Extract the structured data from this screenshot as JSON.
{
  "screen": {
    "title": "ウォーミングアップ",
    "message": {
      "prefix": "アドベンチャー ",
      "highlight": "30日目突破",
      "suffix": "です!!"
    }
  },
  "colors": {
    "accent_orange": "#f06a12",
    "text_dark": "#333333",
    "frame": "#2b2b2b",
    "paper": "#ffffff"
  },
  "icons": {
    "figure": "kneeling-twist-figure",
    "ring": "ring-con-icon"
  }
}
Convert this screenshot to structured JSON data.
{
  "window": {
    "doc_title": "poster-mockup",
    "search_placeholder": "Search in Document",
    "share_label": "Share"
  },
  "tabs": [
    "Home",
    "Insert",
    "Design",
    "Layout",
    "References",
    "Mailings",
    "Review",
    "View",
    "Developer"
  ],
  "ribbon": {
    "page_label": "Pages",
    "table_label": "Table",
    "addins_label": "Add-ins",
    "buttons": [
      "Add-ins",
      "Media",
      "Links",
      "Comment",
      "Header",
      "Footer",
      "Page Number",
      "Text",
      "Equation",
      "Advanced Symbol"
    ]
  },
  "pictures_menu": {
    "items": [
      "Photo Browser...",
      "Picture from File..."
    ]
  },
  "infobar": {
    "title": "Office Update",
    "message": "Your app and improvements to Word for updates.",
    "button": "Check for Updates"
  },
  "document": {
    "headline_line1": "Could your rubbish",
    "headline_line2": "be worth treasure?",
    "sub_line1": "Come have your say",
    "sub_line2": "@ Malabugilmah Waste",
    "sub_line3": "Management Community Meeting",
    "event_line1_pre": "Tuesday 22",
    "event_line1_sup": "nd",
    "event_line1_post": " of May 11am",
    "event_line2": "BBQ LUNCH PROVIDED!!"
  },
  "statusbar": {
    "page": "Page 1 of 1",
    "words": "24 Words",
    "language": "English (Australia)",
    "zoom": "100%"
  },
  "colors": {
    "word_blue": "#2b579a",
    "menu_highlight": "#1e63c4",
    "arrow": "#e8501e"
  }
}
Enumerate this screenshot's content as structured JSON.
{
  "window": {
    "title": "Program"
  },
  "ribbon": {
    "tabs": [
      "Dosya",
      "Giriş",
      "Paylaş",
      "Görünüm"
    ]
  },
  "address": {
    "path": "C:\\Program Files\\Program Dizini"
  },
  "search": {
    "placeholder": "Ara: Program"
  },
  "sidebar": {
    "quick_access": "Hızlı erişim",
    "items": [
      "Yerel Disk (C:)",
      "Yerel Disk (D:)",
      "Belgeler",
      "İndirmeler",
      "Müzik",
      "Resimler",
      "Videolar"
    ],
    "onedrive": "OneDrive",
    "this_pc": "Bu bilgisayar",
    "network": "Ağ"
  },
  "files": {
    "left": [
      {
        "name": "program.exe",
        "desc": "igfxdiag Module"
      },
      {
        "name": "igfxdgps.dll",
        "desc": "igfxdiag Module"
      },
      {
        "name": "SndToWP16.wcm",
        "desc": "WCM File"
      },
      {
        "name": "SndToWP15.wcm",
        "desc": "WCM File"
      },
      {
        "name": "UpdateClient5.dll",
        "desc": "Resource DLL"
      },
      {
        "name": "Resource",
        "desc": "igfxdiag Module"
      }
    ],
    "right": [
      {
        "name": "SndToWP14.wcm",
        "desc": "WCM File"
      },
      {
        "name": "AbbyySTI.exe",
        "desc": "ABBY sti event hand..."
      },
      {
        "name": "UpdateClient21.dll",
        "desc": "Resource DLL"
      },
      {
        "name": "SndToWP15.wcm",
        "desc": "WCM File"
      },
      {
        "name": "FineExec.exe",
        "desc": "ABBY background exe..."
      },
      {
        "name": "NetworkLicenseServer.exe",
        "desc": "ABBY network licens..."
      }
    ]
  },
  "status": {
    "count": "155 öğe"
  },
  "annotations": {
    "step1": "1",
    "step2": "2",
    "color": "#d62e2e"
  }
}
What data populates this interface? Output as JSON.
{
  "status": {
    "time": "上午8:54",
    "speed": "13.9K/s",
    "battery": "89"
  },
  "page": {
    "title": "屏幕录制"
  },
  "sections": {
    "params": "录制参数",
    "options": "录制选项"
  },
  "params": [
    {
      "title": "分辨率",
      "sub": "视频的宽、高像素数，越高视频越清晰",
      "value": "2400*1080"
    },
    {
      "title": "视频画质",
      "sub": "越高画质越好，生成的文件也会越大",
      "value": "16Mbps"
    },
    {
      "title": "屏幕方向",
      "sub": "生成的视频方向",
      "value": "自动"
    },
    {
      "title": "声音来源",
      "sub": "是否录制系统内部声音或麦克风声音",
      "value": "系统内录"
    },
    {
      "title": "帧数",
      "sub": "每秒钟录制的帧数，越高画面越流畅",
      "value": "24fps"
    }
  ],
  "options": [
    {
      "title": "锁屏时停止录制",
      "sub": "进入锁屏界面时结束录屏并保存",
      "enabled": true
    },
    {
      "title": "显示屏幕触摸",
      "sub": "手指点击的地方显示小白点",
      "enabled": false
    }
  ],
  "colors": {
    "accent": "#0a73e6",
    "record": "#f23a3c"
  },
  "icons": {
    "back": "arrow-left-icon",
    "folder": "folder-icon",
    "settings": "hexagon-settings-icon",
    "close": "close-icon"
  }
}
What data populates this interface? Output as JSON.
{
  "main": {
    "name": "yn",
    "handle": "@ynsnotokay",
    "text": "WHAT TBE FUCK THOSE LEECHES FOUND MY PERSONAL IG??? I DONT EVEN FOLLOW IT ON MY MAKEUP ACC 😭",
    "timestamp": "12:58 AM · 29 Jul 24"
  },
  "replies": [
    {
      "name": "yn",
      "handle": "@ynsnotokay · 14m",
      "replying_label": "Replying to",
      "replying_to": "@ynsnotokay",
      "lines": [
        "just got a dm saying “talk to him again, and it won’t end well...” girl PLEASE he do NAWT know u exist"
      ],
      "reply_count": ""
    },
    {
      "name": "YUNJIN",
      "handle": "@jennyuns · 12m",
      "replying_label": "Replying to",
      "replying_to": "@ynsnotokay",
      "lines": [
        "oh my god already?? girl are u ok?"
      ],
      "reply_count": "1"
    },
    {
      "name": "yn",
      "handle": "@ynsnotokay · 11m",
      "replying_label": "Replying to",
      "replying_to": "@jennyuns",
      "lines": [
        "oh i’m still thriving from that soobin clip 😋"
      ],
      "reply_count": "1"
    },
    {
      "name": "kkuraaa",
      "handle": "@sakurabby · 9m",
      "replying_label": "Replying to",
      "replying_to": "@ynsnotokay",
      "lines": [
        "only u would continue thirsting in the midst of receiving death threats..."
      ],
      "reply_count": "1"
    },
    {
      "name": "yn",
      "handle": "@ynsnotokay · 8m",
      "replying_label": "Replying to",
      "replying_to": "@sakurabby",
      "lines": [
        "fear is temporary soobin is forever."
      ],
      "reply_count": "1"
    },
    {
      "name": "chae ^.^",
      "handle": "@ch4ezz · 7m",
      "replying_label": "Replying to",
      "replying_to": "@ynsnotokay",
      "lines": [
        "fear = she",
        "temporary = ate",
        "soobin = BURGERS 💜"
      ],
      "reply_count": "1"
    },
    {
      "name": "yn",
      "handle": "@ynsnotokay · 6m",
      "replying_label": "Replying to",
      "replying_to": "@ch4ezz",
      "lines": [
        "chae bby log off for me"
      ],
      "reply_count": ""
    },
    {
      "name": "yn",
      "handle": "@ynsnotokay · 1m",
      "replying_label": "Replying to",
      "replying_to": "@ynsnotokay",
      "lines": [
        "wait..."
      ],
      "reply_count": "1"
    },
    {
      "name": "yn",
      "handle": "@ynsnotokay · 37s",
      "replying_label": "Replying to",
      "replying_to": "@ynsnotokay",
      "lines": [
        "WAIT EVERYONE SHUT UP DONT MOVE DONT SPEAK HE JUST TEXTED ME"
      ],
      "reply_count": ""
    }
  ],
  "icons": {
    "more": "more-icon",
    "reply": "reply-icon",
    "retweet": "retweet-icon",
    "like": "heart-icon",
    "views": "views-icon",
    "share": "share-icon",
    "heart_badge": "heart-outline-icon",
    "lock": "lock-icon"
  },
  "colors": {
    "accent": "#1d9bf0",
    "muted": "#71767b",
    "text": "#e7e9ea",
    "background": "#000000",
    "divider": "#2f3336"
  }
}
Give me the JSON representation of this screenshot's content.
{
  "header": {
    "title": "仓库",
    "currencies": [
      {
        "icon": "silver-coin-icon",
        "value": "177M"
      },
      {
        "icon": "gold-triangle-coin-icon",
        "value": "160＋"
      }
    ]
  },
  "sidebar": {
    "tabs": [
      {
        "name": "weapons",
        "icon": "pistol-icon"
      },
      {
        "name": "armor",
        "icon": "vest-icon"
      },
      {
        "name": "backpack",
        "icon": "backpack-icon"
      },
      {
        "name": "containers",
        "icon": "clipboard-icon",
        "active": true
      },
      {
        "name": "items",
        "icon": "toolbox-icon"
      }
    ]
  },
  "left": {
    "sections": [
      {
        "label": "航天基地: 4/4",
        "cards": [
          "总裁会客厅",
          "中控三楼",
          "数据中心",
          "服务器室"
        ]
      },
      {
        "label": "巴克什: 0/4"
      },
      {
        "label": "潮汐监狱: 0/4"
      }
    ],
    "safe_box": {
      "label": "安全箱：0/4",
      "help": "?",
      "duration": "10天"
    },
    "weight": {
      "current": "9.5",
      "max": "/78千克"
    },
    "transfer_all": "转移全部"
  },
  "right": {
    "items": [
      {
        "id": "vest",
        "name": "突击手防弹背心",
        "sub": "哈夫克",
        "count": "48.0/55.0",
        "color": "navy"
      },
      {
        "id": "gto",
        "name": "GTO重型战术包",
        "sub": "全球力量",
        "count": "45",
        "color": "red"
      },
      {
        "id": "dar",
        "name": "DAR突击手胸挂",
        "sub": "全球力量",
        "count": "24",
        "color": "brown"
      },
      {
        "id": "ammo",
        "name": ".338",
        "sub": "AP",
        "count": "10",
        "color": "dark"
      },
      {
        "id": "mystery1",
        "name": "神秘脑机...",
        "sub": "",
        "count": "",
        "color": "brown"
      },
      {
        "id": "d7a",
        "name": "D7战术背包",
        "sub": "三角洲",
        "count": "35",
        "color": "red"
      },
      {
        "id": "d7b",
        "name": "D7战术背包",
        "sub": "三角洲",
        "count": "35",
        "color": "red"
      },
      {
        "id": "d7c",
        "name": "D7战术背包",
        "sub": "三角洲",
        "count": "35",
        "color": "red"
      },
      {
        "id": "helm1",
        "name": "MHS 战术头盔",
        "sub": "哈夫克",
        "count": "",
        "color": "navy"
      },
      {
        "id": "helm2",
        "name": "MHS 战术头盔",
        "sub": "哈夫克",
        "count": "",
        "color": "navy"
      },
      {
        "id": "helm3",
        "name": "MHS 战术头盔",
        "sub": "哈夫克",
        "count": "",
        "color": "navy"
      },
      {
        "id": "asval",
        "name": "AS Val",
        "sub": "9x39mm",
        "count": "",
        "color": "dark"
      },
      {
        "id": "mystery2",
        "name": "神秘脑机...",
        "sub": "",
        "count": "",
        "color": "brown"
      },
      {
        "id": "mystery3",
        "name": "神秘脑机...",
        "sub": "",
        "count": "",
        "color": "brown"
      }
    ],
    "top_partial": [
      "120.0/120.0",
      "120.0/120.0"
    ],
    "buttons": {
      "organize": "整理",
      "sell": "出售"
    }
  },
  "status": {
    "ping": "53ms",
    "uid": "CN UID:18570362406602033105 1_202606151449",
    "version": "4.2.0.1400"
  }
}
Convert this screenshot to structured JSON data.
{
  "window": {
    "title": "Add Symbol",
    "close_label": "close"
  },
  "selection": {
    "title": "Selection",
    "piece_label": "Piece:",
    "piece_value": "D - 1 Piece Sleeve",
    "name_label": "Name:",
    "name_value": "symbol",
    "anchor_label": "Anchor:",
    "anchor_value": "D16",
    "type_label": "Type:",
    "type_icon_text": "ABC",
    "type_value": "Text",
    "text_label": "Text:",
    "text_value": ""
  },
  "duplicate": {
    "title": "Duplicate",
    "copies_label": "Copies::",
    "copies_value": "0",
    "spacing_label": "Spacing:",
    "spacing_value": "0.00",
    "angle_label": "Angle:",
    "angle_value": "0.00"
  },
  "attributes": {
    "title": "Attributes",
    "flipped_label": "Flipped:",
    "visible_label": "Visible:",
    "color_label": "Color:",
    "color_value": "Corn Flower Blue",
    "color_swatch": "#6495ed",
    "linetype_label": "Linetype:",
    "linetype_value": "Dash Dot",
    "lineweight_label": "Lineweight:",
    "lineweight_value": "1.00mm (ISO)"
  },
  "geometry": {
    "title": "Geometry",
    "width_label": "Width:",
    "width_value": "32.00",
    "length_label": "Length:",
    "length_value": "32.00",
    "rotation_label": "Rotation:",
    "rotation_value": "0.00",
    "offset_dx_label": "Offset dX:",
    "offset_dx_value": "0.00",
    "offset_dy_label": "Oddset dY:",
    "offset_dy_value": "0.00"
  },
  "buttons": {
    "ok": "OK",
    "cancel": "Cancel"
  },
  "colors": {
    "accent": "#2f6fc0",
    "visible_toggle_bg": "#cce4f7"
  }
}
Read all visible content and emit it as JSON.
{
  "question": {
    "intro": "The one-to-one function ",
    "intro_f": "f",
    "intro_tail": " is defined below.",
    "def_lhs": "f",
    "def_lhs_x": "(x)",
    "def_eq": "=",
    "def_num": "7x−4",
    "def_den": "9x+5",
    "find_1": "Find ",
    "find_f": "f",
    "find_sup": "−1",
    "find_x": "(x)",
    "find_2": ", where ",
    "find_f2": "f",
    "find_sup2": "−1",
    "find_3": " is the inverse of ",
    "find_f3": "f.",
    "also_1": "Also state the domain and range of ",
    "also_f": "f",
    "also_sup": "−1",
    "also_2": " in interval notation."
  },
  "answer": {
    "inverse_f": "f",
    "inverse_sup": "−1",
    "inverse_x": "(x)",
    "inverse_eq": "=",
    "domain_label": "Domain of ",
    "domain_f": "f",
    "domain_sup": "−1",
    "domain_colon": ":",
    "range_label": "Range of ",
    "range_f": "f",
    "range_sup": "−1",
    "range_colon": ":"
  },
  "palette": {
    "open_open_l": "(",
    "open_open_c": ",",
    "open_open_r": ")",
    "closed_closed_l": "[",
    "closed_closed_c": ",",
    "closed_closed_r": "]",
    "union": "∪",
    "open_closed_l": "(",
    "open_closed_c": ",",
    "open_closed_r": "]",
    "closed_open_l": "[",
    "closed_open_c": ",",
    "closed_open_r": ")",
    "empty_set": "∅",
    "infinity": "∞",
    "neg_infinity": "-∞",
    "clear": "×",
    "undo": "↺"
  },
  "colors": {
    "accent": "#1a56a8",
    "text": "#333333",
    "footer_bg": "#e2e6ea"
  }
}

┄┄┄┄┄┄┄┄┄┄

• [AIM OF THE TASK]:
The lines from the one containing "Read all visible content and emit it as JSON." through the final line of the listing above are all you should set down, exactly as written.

• [EXERCISE RESULT]:
Read all visible content and emit it as JSON.
{
  "question": {
    "intro": "The one-to-one function ",
    "intro_f": "f",
    "intro_tail": " is defined below.",
    "def_lhs": "f",
    "def_lhs_x": "(x)",
    "def_eq": "=",
    "def_num": "7x−4",
    "def_den": "9x+5",
    "find_1": "Find ",
    "find_f": "f",
    "find_sup": "−1",
    "find_x": "(x)",
    "find_2": ", where ",
    "find_f2": "f",
    "find_sup2": "−1",
    "find_3": " is the inverse of ",
    "find_f3": "f.",
    "also_1": "Also state the domain and range of ",
    "also_f": "f",
    "also_sup": "−1",
    "also_2": " in interval notation."
  },
  "answer": {
    "inverse_f": "f",
    "inverse_sup": "−1",
    "inverse_x": "(x)",
    "inverse_eq": "=",
    "domain_label": "Domain of ",
    "domain_f": "f",
    "domain_sup": "−1",
    "domain_colon": ":",
    "range_label": "Range of ",
    "range_f": "f",
    "range_sup": "−1",
    "range_colon": ":"
  },
  "palette": {
    "open_open_l": "(",
    "open_open_c": ",",
    "open_open_r": ")",
    "closed_closed_l": "[",
    "closed_closed_c": ",",
    "closed_closed_r": "]",
    "union": "∪",
    "open_closed_l": "(",
    "open_closed_c": ",",
    "open_closed_r": "]",
    "closed_open_l": "[",
    "closed_open_c": ",",
    "closed_open_r": ")",
    "empty_set": "∅",
    "infinity": "∞",
    "neg_infinity": "-∞",
    "clear": "×",
    "undo": "↺"
  },
  "colors": {
    "accent": "#1a56a8",
    "text": "#333333",
    "footer_bg": "#e2e6ea"
  }
}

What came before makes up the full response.